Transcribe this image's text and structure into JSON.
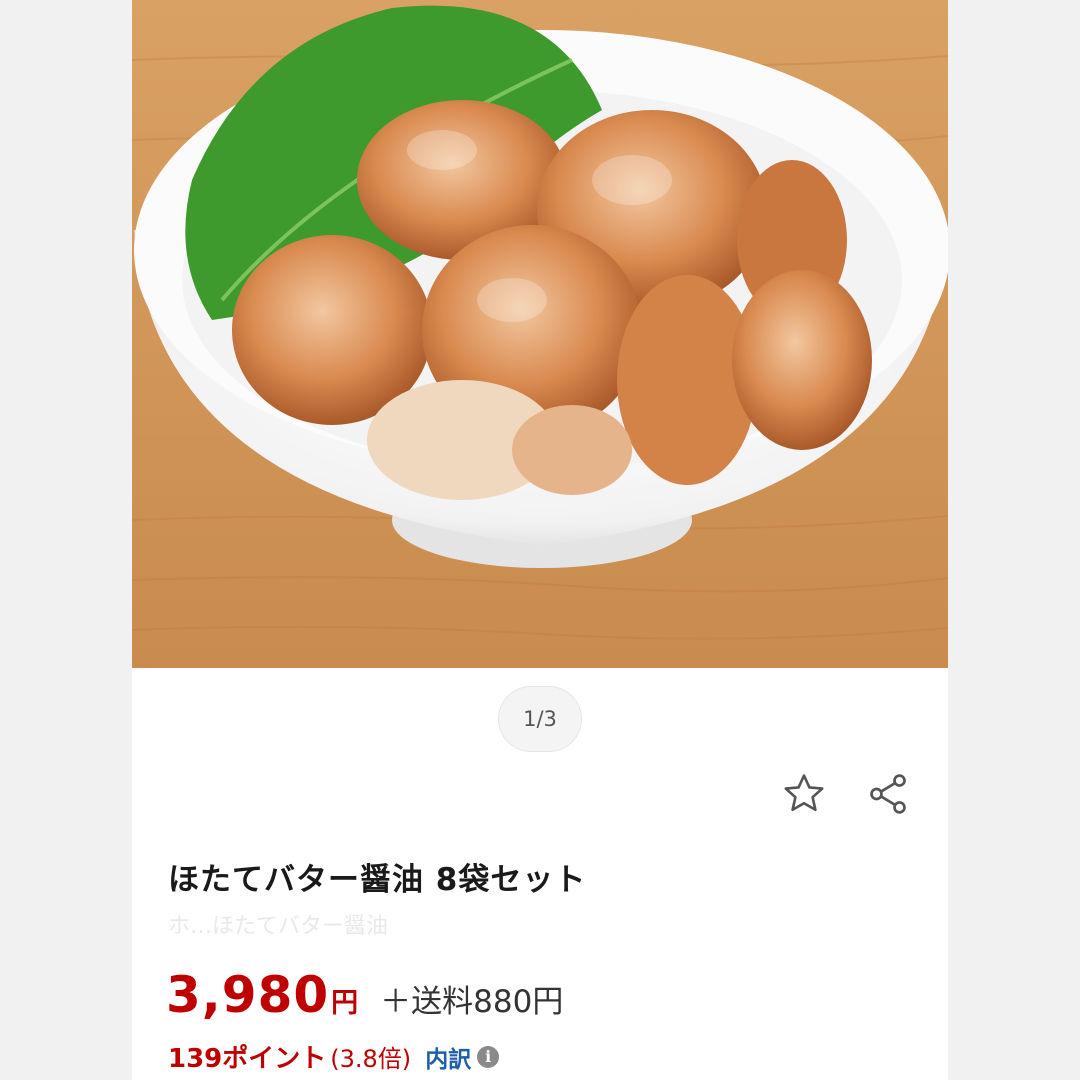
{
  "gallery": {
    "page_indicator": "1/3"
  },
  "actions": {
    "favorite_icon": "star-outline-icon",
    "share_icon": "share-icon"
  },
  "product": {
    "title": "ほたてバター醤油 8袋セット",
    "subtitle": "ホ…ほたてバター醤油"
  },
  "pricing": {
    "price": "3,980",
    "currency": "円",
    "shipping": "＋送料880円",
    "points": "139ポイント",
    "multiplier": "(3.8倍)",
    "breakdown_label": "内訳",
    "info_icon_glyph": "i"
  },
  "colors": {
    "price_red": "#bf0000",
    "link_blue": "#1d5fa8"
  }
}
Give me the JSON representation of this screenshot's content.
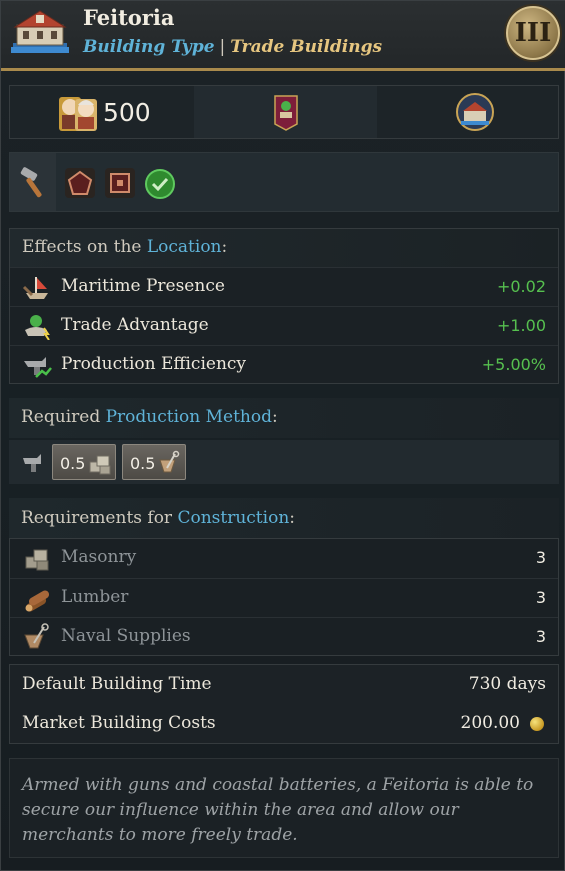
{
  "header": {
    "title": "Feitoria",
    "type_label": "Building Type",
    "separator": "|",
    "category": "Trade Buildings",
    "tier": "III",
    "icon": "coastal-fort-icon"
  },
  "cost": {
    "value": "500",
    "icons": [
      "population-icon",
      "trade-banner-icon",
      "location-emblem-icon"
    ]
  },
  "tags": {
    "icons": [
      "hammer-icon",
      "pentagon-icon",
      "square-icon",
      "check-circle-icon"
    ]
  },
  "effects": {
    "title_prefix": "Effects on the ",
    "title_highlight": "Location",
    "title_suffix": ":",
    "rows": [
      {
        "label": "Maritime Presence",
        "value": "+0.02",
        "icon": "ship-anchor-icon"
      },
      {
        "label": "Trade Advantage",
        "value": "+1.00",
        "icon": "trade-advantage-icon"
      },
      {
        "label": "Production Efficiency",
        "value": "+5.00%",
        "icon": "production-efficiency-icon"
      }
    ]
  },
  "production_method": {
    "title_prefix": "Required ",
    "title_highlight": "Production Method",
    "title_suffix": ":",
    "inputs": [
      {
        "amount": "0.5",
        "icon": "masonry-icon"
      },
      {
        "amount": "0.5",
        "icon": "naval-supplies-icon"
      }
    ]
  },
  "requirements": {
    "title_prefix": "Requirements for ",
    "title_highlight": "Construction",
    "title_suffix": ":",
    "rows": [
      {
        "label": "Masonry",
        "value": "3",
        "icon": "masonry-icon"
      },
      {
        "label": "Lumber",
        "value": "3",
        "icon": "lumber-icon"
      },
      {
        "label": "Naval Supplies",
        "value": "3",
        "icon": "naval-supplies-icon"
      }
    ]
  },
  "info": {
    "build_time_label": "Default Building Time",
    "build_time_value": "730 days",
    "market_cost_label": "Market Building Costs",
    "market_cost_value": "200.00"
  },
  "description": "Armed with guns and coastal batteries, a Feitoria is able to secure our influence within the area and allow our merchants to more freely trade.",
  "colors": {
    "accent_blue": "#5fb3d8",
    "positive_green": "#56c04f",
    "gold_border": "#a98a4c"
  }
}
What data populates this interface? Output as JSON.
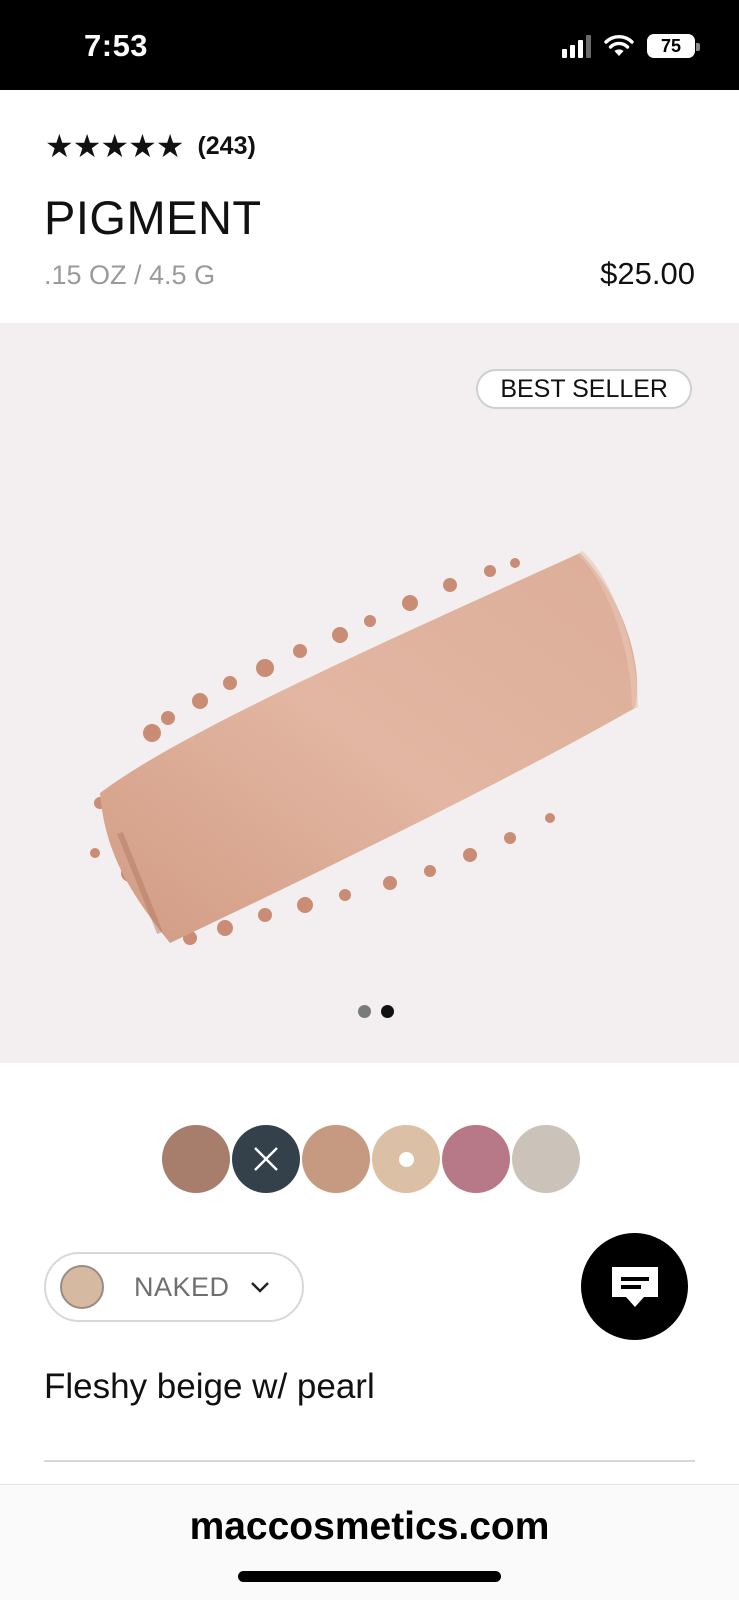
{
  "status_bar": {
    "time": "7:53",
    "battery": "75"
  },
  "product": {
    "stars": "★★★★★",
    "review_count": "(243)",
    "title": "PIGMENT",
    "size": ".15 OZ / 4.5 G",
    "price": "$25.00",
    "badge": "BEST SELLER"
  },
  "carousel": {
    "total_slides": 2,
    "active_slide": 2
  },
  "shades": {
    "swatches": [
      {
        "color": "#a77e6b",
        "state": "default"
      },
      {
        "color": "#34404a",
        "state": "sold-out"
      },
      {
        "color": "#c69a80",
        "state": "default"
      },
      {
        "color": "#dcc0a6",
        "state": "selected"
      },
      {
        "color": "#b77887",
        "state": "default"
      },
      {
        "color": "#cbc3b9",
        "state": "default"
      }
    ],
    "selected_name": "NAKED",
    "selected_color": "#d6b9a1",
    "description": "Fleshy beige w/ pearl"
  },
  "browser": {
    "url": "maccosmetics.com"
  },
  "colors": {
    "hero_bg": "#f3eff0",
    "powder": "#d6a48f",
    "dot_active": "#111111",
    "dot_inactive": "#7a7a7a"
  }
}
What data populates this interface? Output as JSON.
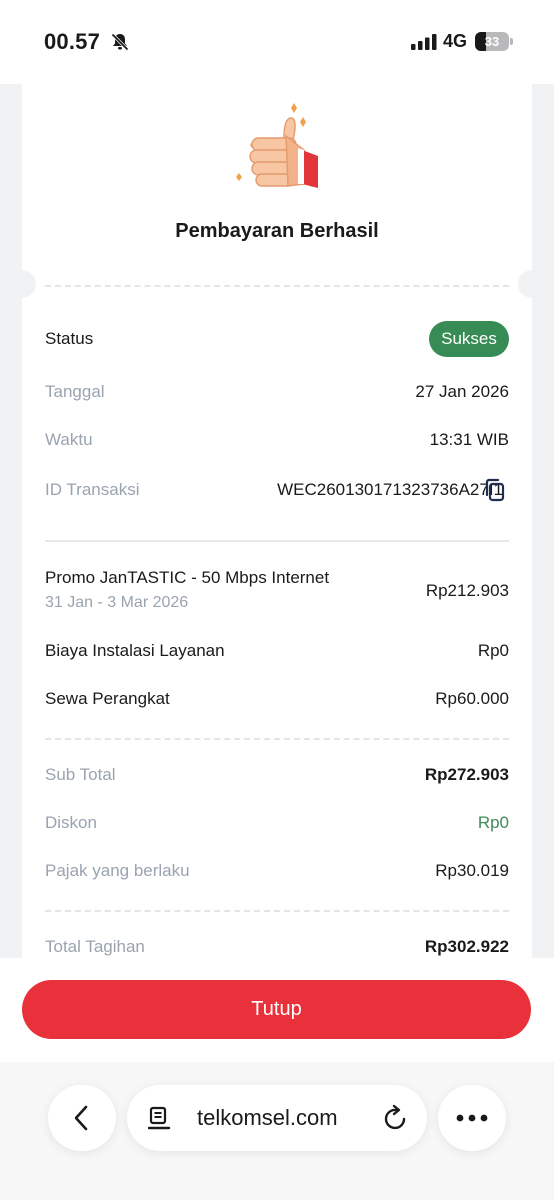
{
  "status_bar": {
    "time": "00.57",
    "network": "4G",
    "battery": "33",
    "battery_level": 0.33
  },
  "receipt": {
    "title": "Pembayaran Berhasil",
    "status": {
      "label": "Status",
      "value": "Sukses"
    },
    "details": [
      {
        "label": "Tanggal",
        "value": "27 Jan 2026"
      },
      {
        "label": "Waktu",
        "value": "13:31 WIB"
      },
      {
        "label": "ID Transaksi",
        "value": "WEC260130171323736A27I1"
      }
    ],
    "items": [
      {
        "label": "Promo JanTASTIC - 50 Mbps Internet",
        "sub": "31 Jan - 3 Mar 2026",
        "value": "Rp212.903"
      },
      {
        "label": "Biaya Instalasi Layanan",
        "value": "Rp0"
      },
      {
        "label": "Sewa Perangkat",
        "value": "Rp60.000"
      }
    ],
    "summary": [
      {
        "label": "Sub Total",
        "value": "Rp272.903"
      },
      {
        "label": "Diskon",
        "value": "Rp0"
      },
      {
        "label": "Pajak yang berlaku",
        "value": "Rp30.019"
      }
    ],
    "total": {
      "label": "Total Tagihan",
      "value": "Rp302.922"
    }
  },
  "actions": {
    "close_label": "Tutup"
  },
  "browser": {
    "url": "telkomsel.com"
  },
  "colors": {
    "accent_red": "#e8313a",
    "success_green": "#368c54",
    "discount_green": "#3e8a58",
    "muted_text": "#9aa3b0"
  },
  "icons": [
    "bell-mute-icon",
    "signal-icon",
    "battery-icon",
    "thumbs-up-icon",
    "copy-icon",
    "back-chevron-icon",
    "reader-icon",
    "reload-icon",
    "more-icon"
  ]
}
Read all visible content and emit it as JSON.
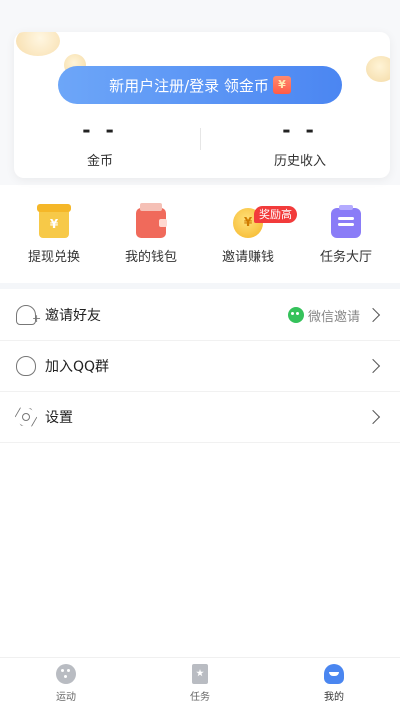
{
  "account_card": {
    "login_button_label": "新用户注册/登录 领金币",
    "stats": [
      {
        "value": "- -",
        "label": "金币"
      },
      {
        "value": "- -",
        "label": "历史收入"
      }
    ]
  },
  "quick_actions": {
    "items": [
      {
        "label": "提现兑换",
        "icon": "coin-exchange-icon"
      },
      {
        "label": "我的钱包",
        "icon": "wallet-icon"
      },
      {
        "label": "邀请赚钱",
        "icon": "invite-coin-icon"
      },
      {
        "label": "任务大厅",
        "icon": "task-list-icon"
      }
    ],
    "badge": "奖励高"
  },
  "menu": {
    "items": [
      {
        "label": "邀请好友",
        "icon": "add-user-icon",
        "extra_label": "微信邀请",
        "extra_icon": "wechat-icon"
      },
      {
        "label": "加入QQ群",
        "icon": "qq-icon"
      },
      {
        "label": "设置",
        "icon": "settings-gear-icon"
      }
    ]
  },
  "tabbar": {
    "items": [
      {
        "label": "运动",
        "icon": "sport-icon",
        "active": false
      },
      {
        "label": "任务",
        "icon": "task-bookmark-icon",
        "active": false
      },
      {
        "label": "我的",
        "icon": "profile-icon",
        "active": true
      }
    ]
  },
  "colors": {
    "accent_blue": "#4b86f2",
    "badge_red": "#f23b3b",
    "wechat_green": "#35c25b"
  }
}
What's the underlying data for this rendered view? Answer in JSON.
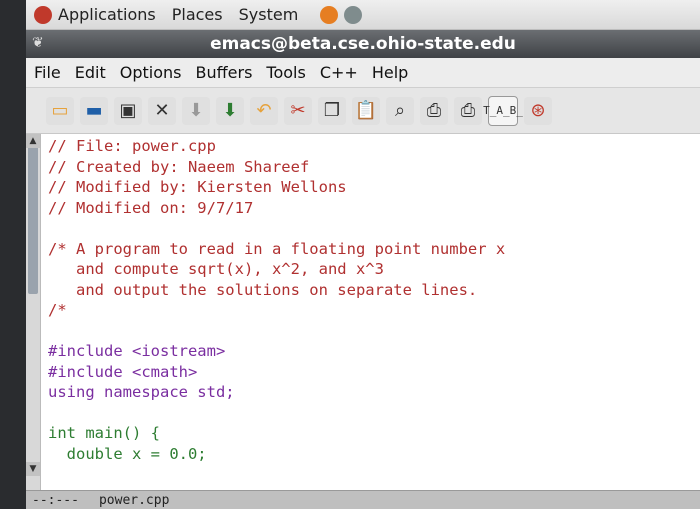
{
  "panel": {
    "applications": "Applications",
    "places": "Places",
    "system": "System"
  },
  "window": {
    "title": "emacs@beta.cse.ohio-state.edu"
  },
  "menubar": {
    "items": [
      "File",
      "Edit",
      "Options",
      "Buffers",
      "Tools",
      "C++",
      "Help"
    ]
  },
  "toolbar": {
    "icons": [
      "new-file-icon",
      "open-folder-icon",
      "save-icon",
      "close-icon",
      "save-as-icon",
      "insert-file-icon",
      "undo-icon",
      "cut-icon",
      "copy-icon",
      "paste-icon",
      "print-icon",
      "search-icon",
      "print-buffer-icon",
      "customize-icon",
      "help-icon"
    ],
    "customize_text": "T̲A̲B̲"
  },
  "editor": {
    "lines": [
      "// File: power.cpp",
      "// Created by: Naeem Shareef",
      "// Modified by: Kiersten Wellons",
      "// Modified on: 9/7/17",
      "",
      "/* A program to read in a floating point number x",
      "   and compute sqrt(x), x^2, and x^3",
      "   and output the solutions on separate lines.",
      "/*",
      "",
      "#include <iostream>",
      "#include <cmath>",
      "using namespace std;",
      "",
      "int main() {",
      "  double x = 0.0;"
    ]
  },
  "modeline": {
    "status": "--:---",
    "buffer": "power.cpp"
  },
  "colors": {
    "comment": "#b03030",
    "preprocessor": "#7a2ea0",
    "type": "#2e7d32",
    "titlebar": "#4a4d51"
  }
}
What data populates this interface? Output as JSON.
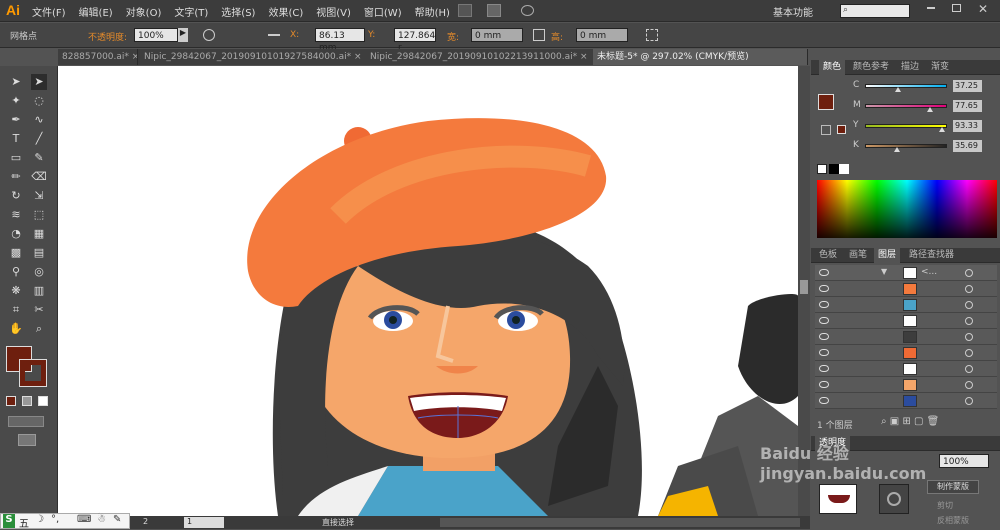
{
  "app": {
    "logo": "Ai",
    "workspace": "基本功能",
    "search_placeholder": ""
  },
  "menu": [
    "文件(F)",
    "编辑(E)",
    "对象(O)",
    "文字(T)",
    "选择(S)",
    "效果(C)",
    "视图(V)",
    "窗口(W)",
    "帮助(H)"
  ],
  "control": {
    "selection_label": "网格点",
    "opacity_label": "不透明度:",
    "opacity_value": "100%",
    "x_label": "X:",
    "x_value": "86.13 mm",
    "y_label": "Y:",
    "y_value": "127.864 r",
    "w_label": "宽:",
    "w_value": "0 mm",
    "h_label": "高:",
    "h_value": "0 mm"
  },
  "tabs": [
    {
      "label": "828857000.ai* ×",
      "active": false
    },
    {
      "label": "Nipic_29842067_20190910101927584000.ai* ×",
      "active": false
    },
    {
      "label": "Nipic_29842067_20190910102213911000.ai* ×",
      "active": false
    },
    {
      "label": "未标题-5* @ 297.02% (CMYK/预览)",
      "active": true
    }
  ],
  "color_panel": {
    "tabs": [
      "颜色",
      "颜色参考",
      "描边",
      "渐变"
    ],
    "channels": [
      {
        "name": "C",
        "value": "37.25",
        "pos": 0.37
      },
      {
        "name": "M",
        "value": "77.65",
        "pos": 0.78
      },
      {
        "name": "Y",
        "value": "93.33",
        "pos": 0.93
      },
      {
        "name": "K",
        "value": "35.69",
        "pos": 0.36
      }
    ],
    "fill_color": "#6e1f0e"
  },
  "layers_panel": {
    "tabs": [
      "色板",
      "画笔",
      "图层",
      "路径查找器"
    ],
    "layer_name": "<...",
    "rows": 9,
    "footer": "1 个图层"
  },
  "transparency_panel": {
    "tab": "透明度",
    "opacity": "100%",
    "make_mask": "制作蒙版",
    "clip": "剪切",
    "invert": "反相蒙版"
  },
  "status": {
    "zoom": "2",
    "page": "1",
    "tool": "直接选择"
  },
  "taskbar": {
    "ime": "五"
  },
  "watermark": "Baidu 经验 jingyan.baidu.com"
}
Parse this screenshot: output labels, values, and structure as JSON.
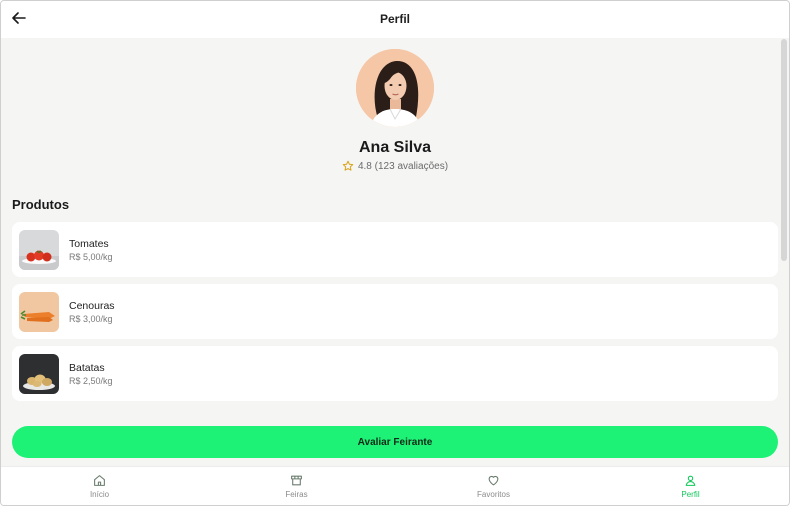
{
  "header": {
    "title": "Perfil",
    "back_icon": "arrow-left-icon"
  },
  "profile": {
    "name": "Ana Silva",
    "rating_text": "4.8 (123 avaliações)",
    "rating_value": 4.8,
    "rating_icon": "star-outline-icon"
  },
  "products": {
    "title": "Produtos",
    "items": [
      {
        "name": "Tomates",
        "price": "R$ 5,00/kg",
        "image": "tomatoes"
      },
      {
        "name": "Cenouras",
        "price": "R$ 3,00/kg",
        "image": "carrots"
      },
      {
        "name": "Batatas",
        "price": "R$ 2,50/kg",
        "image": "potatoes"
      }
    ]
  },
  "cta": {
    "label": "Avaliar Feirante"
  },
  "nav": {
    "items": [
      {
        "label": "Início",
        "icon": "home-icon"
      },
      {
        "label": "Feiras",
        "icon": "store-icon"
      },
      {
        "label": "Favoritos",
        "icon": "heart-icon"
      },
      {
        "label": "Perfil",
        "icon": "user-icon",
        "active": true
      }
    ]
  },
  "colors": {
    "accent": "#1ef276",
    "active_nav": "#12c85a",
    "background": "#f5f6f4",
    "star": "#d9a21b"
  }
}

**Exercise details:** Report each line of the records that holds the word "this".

**Answer for the task:**
Transcribe this image's text and structure into JSON.
Give me the JSON representation of this screenshot's content.
What data populates this interface? Output as JSON.
What data populates this interface? Output as JSON.
What's the underlying data for this rendered view? Answer in JSON.
What data populates this interface? Output as JSON.
Parse this screenshot: output labels, values, and structure as JSON.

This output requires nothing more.